BURDOCK (Articum lappa), also known as Gobo and Watanabe, Beggar's Buttons and Love Leaves, is a unique heirloom herb and beloved Asian culinary green. A member of the thistle family, it is a stout and handsome plant with large, wavy leaves and round unusual purple flower heads which Shakespeare called burs. In fact they owe their dissemination in the wild to this feature. But it is the root, similar to parsnip but with an unusual and satisfying bitter edge, for which most grow. It is an excellent source of B Vitamins and minerals. [Of note: The root is sold in Asian markets with dirt still on it because if washed the attached greens wilt quickly. When peeled, the white flesh darkens quickly, so as you prepare, soak in vinegar until ready to cook.] Grows 3-4 feet high.

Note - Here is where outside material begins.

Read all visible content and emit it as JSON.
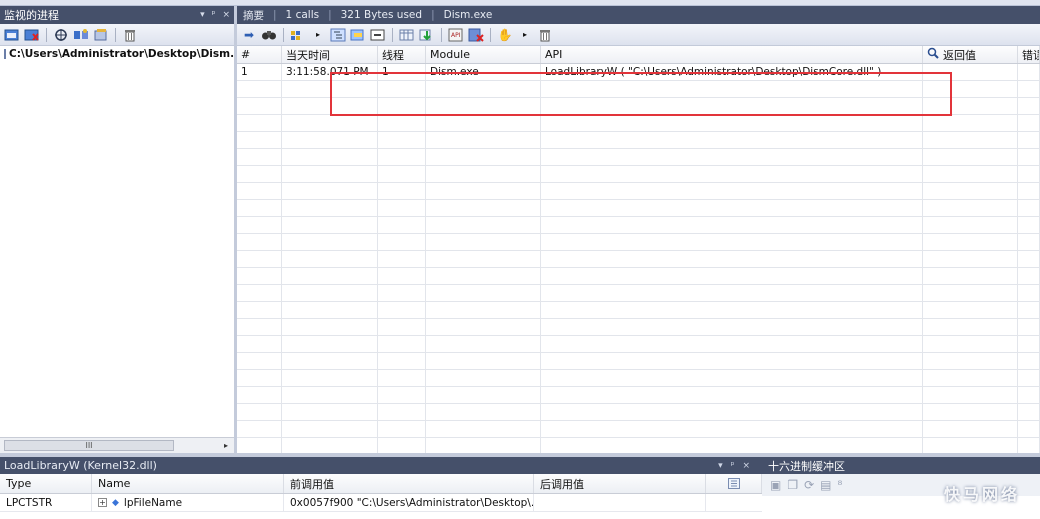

Thrives in deeply spaded soil, sun to part shade. Sow in Spring 1/2" deep 2" apart. Keep moist until germination. Thin to 6" apart. Harvest first year. Biennial. 50 seeds.
MEDICINAL: The dried root of the first year's growth as well as leaves and fruits, are used medicinally. This is one of four anti-cancer herbs included in the Essiac® formulary. A blood purifier used internally, and recent animal studies show promise as a liver protectant and for kidney stones. Effective diuretic. Mildly antibacterial and antifungal. Externally used for skin diseases, wounds, ulcers, tumors and swelling. It is still eaten as a vegetable in some cultures, including Japan, where it is called Gobo.